Gibson received a 2021 Pew Fellowship and a 2022 Guggenheim Fellowship. In 2016 he co-curated the traveling exhibition Black Pulp! with William Villalongo. He has released two books, Some Monsters Loom Large (2016) and Early Retirement (2017). Gibson received his B.F.A. from The Cooper Union in 2002 and his M.F.A. from Yale School of Art in 2013. He is represented by M+B in Los Angeles and Loyal in Stockholm. He is currently an assistant professor at Tyler School of Art and Architecture at Temple University and lives and works in Philadelphia.
For Gibson, caricature is a way to communicate his sentiments on his American community. As a Black man, he notes his viewpoint vacillates between participant and witness, but in these works the characters give him an uninterrupted voice to speak his opinions about contemporary political events. Gibson originally conceived HERE YE, HEAR YE!!! as an examination of the early Biden presidency but quickly felt that events beyond the presidency are the main attraction. The title of the exhibition is a declaration of shared place and time and an acknowledgement of how grotesque he views these times. One part town crier, one part Twitter feed, one part government protester, and one part inner monologue, Gibson’s work visualizes the stream going on inside all of our heads as we try to navigate life in a heavily mediated world.

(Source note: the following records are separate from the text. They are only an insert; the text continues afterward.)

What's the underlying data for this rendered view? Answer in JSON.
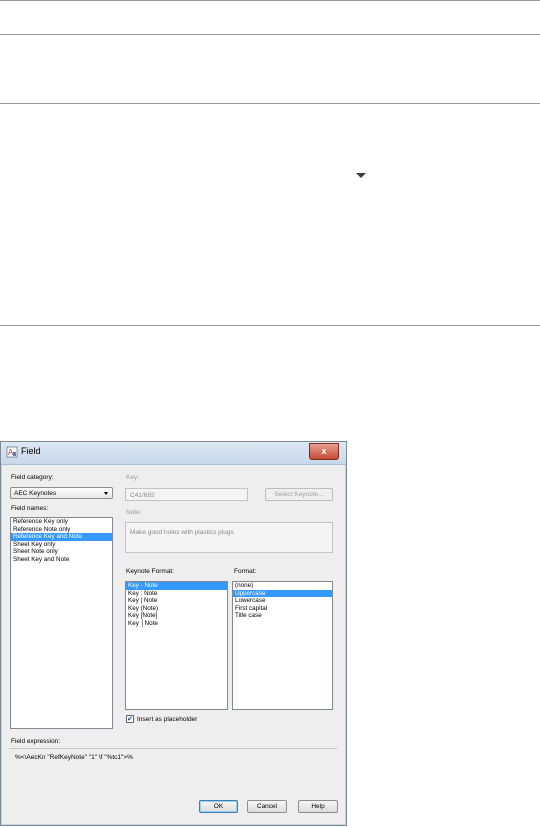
{
  "dialog": {
    "title": "Field",
    "close_glyph": "x",
    "field_category_label": "Field category:",
    "field_category_value": "AEC Keynotes",
    "field_names_label": "Field names:",
    "field_names": [
      "Reference Key only",
      "Reference Note only",
      "Reference Key and Note",
      "Sheet Key only",
      "Sheet Note only",
      "Sheet Key and Note"
    ],
    "field_names_selected_index": 2,
    "key_label": "Key:",
    "key_value": "C41/692",
    "select_keynote_button": "Select Keynote...",
    "note_label": "Note:",
    "note_value": "Make good holes with plastics plugs",
    "keynote_format_label": "Keynote Format:",
    "keynote_formats": [
      "Key - Note",
      "Key : Note",
      "Key | Note",
      "Key (Note)",
      "Key [Note]",
      "Key │Note"
    ],
    "keynote_format_selected_index": 0,
    "format_label": "Format:",
    "formats": [
      "(none)",
      "Uppercase",
      "Lowercase",
      "First capital",
      "Title case"
    ],
    "format_selected_index": 1,
    "insert_placeholder_label": "Insert as placeholder",
    "insert_placeholder_checked": "✔",
    "field_expression_label": "Field expression:",
    "field_expression_value": "%<\\AecKn \"RefKeyNote\" \"1\" \\f \"%tc1\">%",
    "ok_button": "OK",
    "cancel_button": "Cancel",
    "help_button": "Help"
  },
  "colors": {
    "selection": "#3399ff",
    "titlebar": "#c7d7ea",
    "close_button": "#c64c32"
  }
}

Gibson was among five 2021-22 Hodder Fellows, artists chosen each year who demonstrate great promise and “much more than ordinary intellectual and literary gifts.” The support is intended to allow the selected artists to pursue an independent project with no requirement to be on the Princeton campus.
In addition to the exhibition’s opening on October 27, Gibson has invited Dan Nadel and Amy Sillman to join him in a conversation on November 17 that will span Gibson’s Princeton exhibition to the role of satire in this moment of American history. Nadel is an arts writer and curator currently at work on the biography of cartoonist Robert Crumb. Sillman is an artist known for process-based paintings that move between abstraction and figuration, and for an engagement with other media such as animations, installations, ‘zines and writing.
The Hurley Gallery is an accessible venue on the mezzanine level of the Lewis Arts complex, reachable via the Arts Tower elevator. Guests in need of access accommodations are invited to contact the Lewis Center at LewisCenter@princeton.edu at least one week prior to the event date.
All guests must either be fully vaccinated, or have recently tested negative (via PCR within 72 hours or via rapid antigen test within 8 hours of the scheduled visit) and be prepared to show proof if asked, or wear a face covering when indoors and around others.
For more information on this event, the Program in Visual Arts, Hodder Fellowships, or any of the more than 100 performances, exhibitions, readings, screenings and lectures presented annually by the Lewis Center for the Arts, most of them free, visit the Lewis Center website.